*Requirement*
Write the data out again so that it matches word for word.

*Records for this task*
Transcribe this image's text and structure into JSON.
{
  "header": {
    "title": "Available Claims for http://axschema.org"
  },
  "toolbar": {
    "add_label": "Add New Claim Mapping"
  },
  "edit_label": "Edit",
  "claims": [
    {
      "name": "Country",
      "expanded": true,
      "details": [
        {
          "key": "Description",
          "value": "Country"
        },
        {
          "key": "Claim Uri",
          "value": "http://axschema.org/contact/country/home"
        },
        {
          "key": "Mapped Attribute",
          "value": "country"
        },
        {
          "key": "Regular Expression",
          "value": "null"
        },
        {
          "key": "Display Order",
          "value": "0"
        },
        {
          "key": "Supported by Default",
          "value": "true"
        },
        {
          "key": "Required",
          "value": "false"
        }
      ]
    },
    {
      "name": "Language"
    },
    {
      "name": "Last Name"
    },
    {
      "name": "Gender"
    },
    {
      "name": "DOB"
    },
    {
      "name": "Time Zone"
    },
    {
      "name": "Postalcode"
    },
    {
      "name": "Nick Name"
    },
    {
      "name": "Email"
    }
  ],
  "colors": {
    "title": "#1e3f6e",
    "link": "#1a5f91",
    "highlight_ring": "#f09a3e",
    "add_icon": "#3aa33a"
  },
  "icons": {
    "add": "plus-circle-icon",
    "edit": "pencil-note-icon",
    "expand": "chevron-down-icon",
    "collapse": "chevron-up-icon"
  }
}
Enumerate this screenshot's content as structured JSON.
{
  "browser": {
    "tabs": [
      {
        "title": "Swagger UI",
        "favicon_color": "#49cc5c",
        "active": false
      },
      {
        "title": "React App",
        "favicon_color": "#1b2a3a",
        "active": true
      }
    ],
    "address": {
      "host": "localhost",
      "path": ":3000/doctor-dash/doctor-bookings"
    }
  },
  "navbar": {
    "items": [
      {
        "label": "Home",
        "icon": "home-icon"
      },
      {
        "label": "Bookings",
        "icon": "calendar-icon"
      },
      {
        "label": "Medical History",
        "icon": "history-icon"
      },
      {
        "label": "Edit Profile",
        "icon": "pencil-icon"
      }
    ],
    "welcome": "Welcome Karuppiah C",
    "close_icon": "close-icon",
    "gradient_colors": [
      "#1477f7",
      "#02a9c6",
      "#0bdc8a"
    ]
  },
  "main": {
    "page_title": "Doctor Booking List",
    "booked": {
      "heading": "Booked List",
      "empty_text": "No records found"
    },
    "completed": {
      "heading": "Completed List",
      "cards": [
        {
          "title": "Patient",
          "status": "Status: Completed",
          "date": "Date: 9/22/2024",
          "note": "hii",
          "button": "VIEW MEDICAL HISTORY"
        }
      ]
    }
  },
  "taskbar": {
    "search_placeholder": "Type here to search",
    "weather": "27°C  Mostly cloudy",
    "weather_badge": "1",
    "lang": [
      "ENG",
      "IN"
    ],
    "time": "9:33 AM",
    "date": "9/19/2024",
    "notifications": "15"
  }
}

*Result*
Transcribe this image's text and structure into JSON.
{
  "header": {
    "title": "Available Claims for http://axschema.org"
  },
  "toolbar": {
    "add_label": "Add New Claim Mapping"
  },
  "edit_label": "Edit",
  "claims": [
    {
      "name": "Country",
      "expanded": true,
      "details": [
        {
          "key": "Description",
          "value": "Country"
        },
        {
          "key": "Claim Uri",
          "value": "http://axschema.org/contact/country/home"
        },
        {
          "key": "Mapped Attribute",
          "value": "country"
        },
        {
          "key": "Regular Expression",
          "value": "null"
        },
        {
          "key": "Display Order",
          "value": "0"
        },
        {
          "key": "Supported by Default",
          "value": "true"
        },
        {
          "key": "Required",
          "value": "false"
        }
      ]
    },
    {
      "name": "Language"
    },
    {
      "name": "Last Name"
    },
    {
      "name": "Gender"
    },
    {
      "name": "DOB"
    },
    {
      "name": "Time Zone"
    },
    {
      "name": "Postalcode"
    },
    {
      "name": "Nick Name"
    },
    {
      "name": "Email"
    }
  ],
  "colors": {
    "title": "#1e3f6e",
    "link": "#1a5f91",
    "highlight_ring": "#f09a3e",
    "add_icon": "#3aa33a"
  },
  "icons": {
    "add": "plus-circle-icon",
    "edit": "pencil-note-icon",
    "expand": "chevron-down-icon",
    "collapse": "chevron-up-icon"
  }
}
Enumerate this screenshot's content as structured JSON.
{
  "browser": {
    "tabs": [
      {
        "title": "Swagger UI",
        "favicon_color": "#49cc5c",
        "active": false
      },
      {
        "title": "React App",
        "favicon_color": "#1b2a3a",
        "active": true
      }
    ],
    "address": {
      "host": "localhost",
      "path": ":3000/doctor-dash/doctor-bookings"
    }
  },
  "navbar": {
    "items": [
      {
        "label": "Home",
        "icon": "home-icon"
      },
      {
        "label": "Bookings",
        "icon": "calendar-icon"
      },
      {
        "label": "Medical History",
        "icon": "history-icon"
      },
      {
        "label": "Edit Profile",
        "icon": "pencil-icon"
      }
    ],
    "welcome": "Welcome Karuppiah C",
    "close_icon": "close-icon",
    "gradient_colors": [
      "#1477f7",
      "#02a9c6",
      "#0bdc8a"
    ]
  },
  "main": {
    "page_title": "Doctor Booking List",
    "booked": {
      "heading": "Booked List",
      "empty_text": "No records found"
    },
    "completed": {
      "heading": "Completed List",
      "cards": [
        {
          "title": "Patient",
          "status": "Status: Completed",
          "date": "Date: 9/22/2024",
          "note": "hii",
          "button": "VIEW MEDICAL HISTORY"
        }
      ]
    }
  },
  "taskbar": {
    "search_placeholder": "Type here to search",
    "weather": "27°C  Mostly cloudy",
    "weather_badge": "1",
    "lang": [
      "ENG",
      "IN"
    ],
    "time": "9:33 AM",
    "date": "9/19/2024",
    "notifications": "15"
  }
}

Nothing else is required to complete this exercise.